New FDA Approvals: FDA Grants Additional Indication to Olumiant

May 10: The FDA granted full approval to Eli Lilly and Co.’s Olumiant (baricitinib) for the treatment of COVID-19 in hospitalized adults requiring supplemental oxygen, noninvasive or invasive mechanical ventilation, or extracorporeal membrane oxygenation. The agency first approved the Janus kinase (JAK) inhibitor on May 31, 2018. The drug has been available for COVID treatment since Nov. 19, 2020, under Emergency Use Authorization (EUA). The EUA remains in place for hospitalized people between the ages of 2 and 18 years old who require various degrees of oxygen support. The recommended dose of the tablet for the newest use is 4 mg once daily for 14 days or until hospital discharge, whichever occurs first. Alternative modes of administration via oral dispersion, gastrostomy tube, nasogastric tube or orogastric tube are available. The drug’s list price for a 30-day supply of 2 mg tablets is $2,497.20.

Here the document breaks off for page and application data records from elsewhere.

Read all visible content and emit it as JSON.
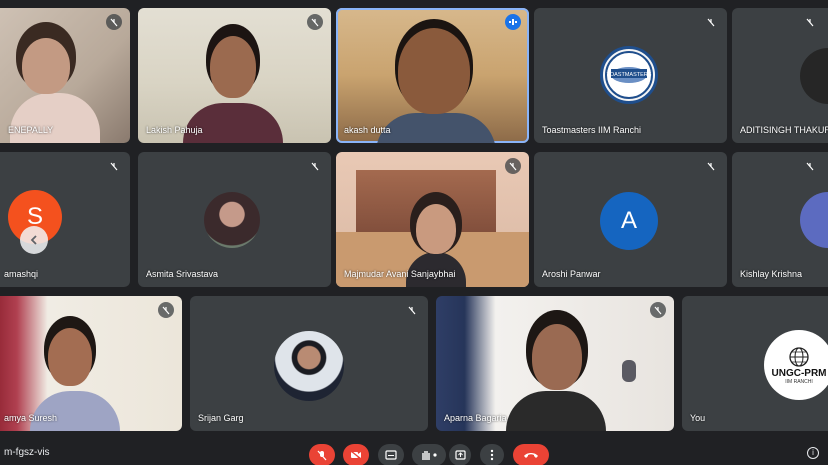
{
  "participants": {
    "enepally": "ENEPALLY",
    "lakish": "Lakish Pahuja",
    "akash": "akash dutta",
    "toastmasters": "Toastmasters IIM Ranchi",
    "aditisingh": "ADITISINGH THAKUR",
    "amashqi": "amashqi",
    "asmita": "Asmita Srivastava",
    "majmudar": "Majmudar Avani Sanjaybhai",
    "aroshi": "Aroshi Panwar",
    "kishlay": "Kishlay Krishna",
    "ramya": "amya Suresh",
    "srijan": "Srijan Garg",
    "aparna": "Aparna Bagaria",
    "you": "You"
  },
  "avatars": {
    "s_letter": "S",
    "a_letter": "A",
    "colors": {
      "s": "#f4511e",
      "a": "#1565c0",
      "k": "#5c6bc0"
    }
  },
  "logos": {
    "toastmasters_text": "TOASTMASTERS",
    "ungc_text": "UNGC-PRM",
    "ungc_sub": "IIM RANCHI"
  },
  "footer": {
    "meeting_code": "m-fgsz-vis"
  },
  "icons": {
    "mic_off": "mic-off-icon",
    "speaking": "speaking-indicator-icon",
    "prev": "chevron-left-icon",
    "info": "info-icon"
  },
  "colors": {
    "accent_blue": "#1a73e8",
    "hangup_red": "#ea4335",
    "tile_bg": "#3c4043",
    "page_bg": "#202124"
  }
}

News Briefs: Biogen and Samsung Bioepis Launch Byooviz

Biogen Inc. and Samsung Bioepis Co., Ltd. said on June 2 that they had launched Byooviz (ranibizumab-nuna), and the medication will be commercially available “through major distributors across the U.S.” on July 1. The drug is the first FDA-approved ophthalmology biosimilar and references Roche Group unit Genentech USA, Inc.’s Lucentis (ranibizumab). On Sept. 20, 2021, the FDA approved Byooviz for the treatment of neovascular (wet) age-related macular degeneration, macular edema following retinal vein occlusion and myopic choroidal neovascularization. The list price of the intravitreal injection is $1,130 per single use vial, which is 40% less than Lucentis’ list price.

Looking to 2023, Employers Focus Benefit Changes on Specialty

Now that many large employers have finalized employee health benefits for 2023, some clear trends are emerging, pharmacy benefit consultants tell AIS Health. Among them: many plan sponsors have traditional drug benefits on auto-pilot but are hyper-focused on high-cost specialty drugs.

For non-specialty drugs, the cost trend is pretty flat, says Paul Burns, a pharmacy practice leader at the HR consulting firm Buck. “There’s been some increases over the pandemic, but it’s not wildly spiking — and that’s where 98% of the utilization is.”